If employers send employees abroad, or if they wish to work in a country other than the USA, various tax and non-tax details, such as health insurance or social benefit programmes, must be checked. In addition, the employer must pay close attention that the work of the employee does not become a permanent establishment and thus create tax liability for the company.
In workplace environments that must now include COVID-19 remote work arrangements as well as specific employee’s alternative work arrangements, employers need to understand the tax consequences of employees working in another state or a foreign country. The remote work arrangements may be requested by the employee for personal reasons, where the employee will be responsible for his/her personal tax requirements. Where the relocation is for the benefit of the employer, the employer will accept the consequences and costs of the assignment. However, the employer must be aware of the potential additional obligations and costs it may face when approving an employee-requested remote workplace outside the US, explain the consultants from Marcum LLP*.

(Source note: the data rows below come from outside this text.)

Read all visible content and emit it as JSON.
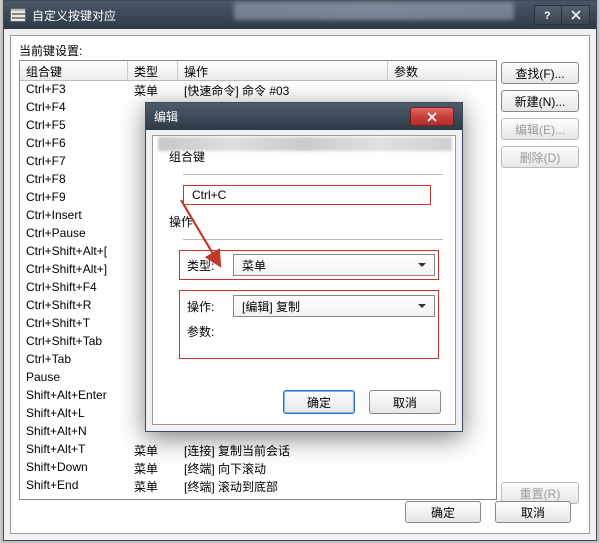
{
  "outer": {
    "title": "自定义按键对应",
    "section_label": "当前键设置:",
    "columns": {
      "c1": "组合键",
      "c2": "类型",
      "c3": "操作",
      "c4": "参数"
    },
    "rows": [
      {
        "c1": "Ctrl+F3",
        "c2": "菜单",
        "c3": "[快速命令] 命令 #03",
        "c4": ""
      },
      {
        "c1": "Ctrl+F4",
        "c2": "",
        "c3": "",
        "c4": ""
      },
      {
        "c1": "Ctrl+F5",
        "c2": "",
        "c3": "",
        "c4": ""
      },
      {
        "c1": "Ctrl+F6",
        "c2": "",
        "c3": "",
        "c4": ""
      },
      {
        "c1": "Ctrl+F7",
        "c2": "",
        "c3": "",
        "c4": ""
      },
      {
        "c1": "Ctrl+F8",
        "c2": "",
        "c3": "",
        "c4": ""
      },
      {
        "c1": "Ctrl+F9",
        "c2": "",
        "c3": "",
        "c4": ""
      },
      {
        "c1": "Ctrl+Insert",
        "c2": "",
        "c3": "",
        "c4": ""
      },
      {
        "c1": "Ctrl+Pause",
        "c2": "",
        "c3": "",
        "c4": ""
      },
      {
        "c1": "Ctrl+Shift+Alt+[",
        "c2": "",
        "c3": "",
        "c4": ""
      },
      {
        "c1": "Ctrl+Shift+Alt+]",
        "c2": "",
        "c3": "",
        "c4": ""
      },
      {
        "c1": "Ctrl+Shift+F4",
        "c2": "",
        "c3": "",
        "c4": ""
      },
      {
        "c1": "Ctrl+Shift+R",
        "c2": "",
        "c3": "",
        "c4": ""
      },
      {
        "c1": "Ctrl+Shift+T",
        "c2": "",
        "c3": "",
        "c4": ""
      },
      {
        "c1": "Ctrl+Shift+Tab",
        "c2": "",
        "c3": "",
        "c4": ""
      },
      {
        "c1": "Ctrl+Tab",
        "c2": "",
        "c3": "",
        "c4": ""
      },
      {
        "c1": "Pause",
        "c2": "",
        "c3": "",
        "c4": ""
      },
      {
        "c1": "Shift+Alt+Enter",
        "c2": "",
        "c3": "",
        "c4": ""
      },
      {
        "c1": "Shift+Alt+L",
        "c2": "",
        "c3": "",
        "c4": ""
      },
      {
        "c1": "Shift+Alt+N",
        "c2": "",
        "c3": "",
        "c4": ""
      },
      {
        "c1": "Shift+Alt+T",
        "c2": "菜单",
        "c3": "[连接] 复制当前会话",
        "c4": ""
      },
      {
        "c1": "Shift+Down",
        "c2": "菜单",
        "c3": "[终端] 向下滚动",
        "c4": ""
      },
      {
        "c1": "Shift+End",
        "c2": "菜单",
        "c3": "[终端] 滚动到底部",
        "c4": ""
      }
    ],
    "side_buttons": {
      "find": "查找(F)...",
      "new": "新建(N)...",
      "edit": "编辑(E)...",
      "delete": "删除(D)",
      "reset": "重置(R)"
    },
    "ok": "确定",
    "cancel": "取消"
  },
  "dialog": {
    "title": "编辑",
    "group": {
      "combo_label": "组合键",
      "key_value": "Ctrl+C",
      "operation_label": "操作",
      "type_label": "类型:",
      "type_value": "菜单",
      "op_label": "操作:",
      "op_value": "[编辑] 复制",
      "param_label": "参数:"
    },
    "ok": "确定",
    "cancel": "取消"
  }
}
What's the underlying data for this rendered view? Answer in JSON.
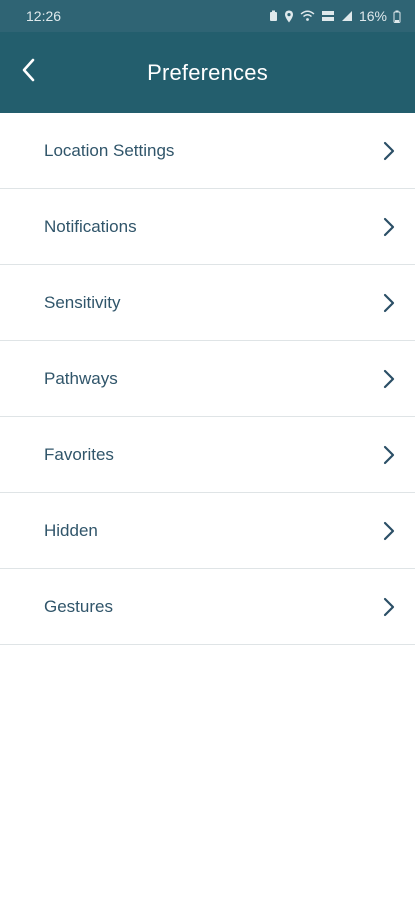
{
  "status_bar": {
    "time": "12:26",
    "battery": "16%",
    "icons": [
      "battery-saver-icon",
      "location-icon",
      "wifi-icon",
      "volte-icon",
      "signal-icon",
      "battery-icon"
    ]
  },
  "header": {
    "title": "Preferences",
    "back_icon": "chevron-left-icon"
  },
  "menu": {
    "items": [
      {
        "label": "Location Settings"
      },
      {
        "label": "Notifications"
      },
      {
        "label": "Sensitivity"
      },
      {
        "label": "Pathways"
      },
      {
        "label": "Favorites"
      },
      {
        "label": "Hidden"
      },
      {
        "label": "Gestures"
      }
    ],
    "item_icon": "chevron-right-icon"
  },
  "colors": {
    "status_bar": "#2f6474",
    "app_bar": "#235e6d",
    "label_text": "#30556a",
    "divider": "#dfe4e6"
  }
}
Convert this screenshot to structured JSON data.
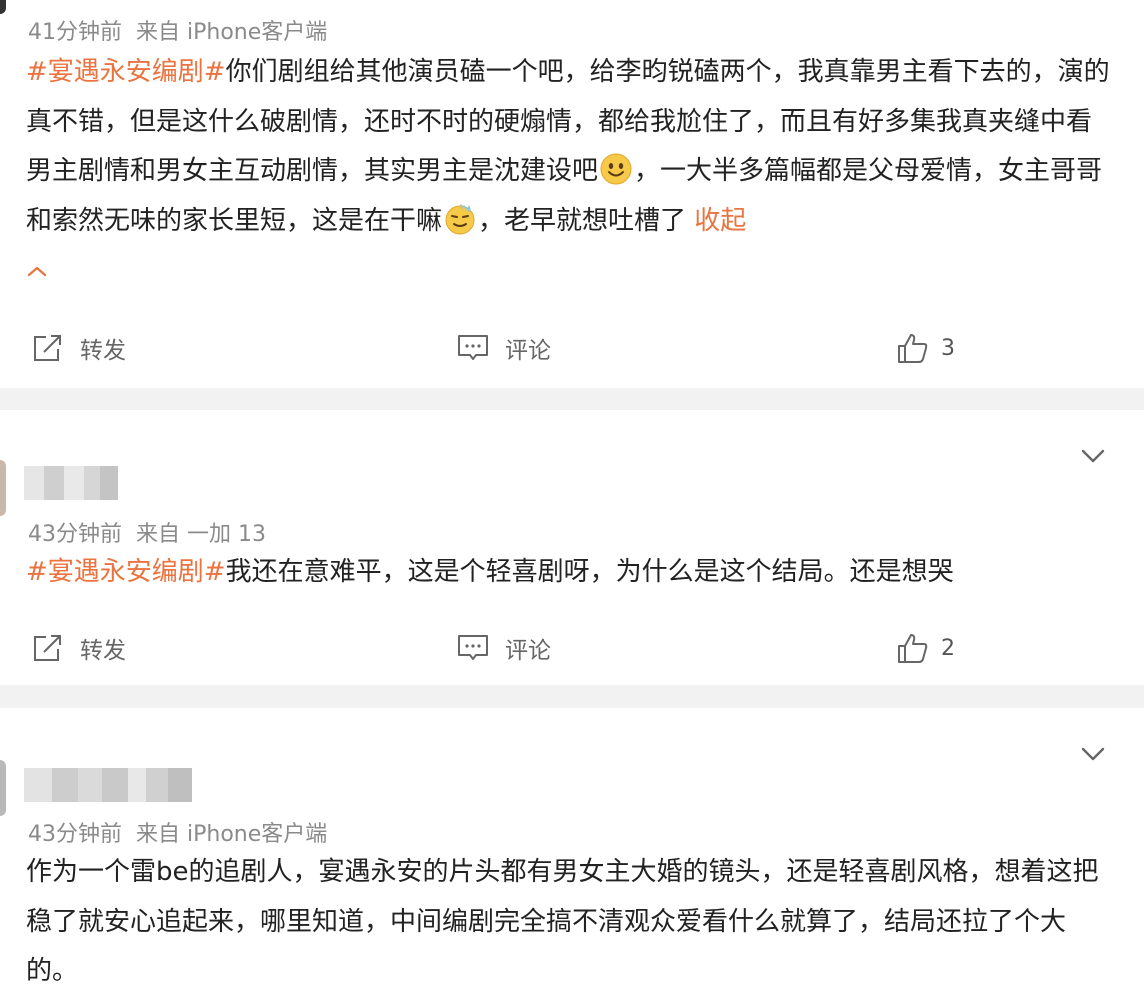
{
  "posts": [
    {
      "meta_time": "41分钟前",
      "meta_source": "来自 iPhone客户端",
      "topic": "#宴遇永安编剧#",
      "text_a": "你们剧组给其他演员磕一个吧，给李昀锐磕两个，我真靠男主看下去的，演的真不错，但是这什么破剧情，还时不时的硬煽情，都给我尬住了，而且有好多集我真夹缝中看男主剧情和男女主互动剧情，其实男主是沈建设吧",
      "text_b": "，一大半多篇幅都是父母爱情，女主哥哥和索然无味的家长里短，这是在干嘛",
      "text_c": "，老早就想吐槽了 ",
      "collapse": "收起",
      "emoji_1": "smile-emoji",
      "emoji_2": "sweat-emoji",
      "repost": "转发",
      "comment": "评论",
      "likes": "3"
    },
    {
      "meta_time": "43分钟前",
      "meta_source": "来自 一加 13",
      "topic": "#宴遇永安编剧#",
      "text_a": "我还在意难平，这是个轻喜剧呀，为什么是这个结局。还是想哭",
      "repost": "转发",
      "comment": "评论",
      "likes": "2"
    },
    {
      "meta_time": "43分钟前",
      "meta_source": "来自 iPhone客户端",
      "text_a": "作为一个雷be的追剧人，宴遇永安的片头都有男女主大婚的镜头，还是轻喜剧风格，想着这把稳了就安心追起来，哪里知道，中间编剧完全搞不清观众爱看什么就算了，结局还拉了个大的。"
    }
  ],
  "colors": {
    "topic": "#eb7340",
    "meta": "#8a8a8a",
    "text": "#222222",
    "separator": "#f2f2f2"
  }
}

The Tax and Non-Tax Consequences of Relocation
While the foreign remote work location places additional tax burdens and costs on employees, most of these will not affect the employer (as would be the case if the employer required relocation). The employer may still be subject to additional requirements and costs to comply with local country rules for having their employee working in the foreign country, including income tax withholding requirements, employer payroll taxes, and registration requirements (for withholding and remitting taxes under the local country rules). Non-tax considerations may include the provision of health coverage outside the United States, immigration requirements, or other employee benefit programs in the affected countries.
Douglas Nakajima, International Tax Co-Leader, Marcum LLP*, Philadelphia, USAIn the case of relocation, check carefully whether this involves the setting up of a permanent establishment.
Avoiding a Permanent Establishment
The employer should ensure that the employee working outside of the US does not raise Permanent Establishment (PE) exposure for the employer. Generally, the PE standard is what allows the foreign country to impose income taxes on any business profits asserted to be associated with the US employer’s business activity in that country. A PE may be a fixed place of business or a place of management, an office, or an employee with the authority to conclude contracts. If the employee serves as an officer of the company, performing his/her designated management duties, there is a stronger argument for the finding of a PE in that country.
As the employer will not provide the employee with an office in the employee-requested arrangement, the place of business is unlikely to be an issue, However, as the employee may be a company officer with the authority to conclude contracts, and he/she may be expected to continue to exercise authority on a regular basis, a PE exposure may be raised. Removing or limiting the employee’s title and role can strengthen a position that there is no PE. Tax treaties with the US may provide exceptions where, despite the maintenance of a fixed place of business, there is no PE. This exposure needs to be reviewed.
Although employers may want to retain employees seeking a foreign remote workplace, before approving the arrangement, the potential tax consequences must be understood, and a clear written understanding of the respective costs and obligations raised
For further information please contact:
Douglas Nakajima, International Tax Co-Leader, Marcum LLP*, Philadelphia, USA
* Marcum LLP is the exclusive associated partner of ECOVIS International for accounting, tax and audit in the United States of America.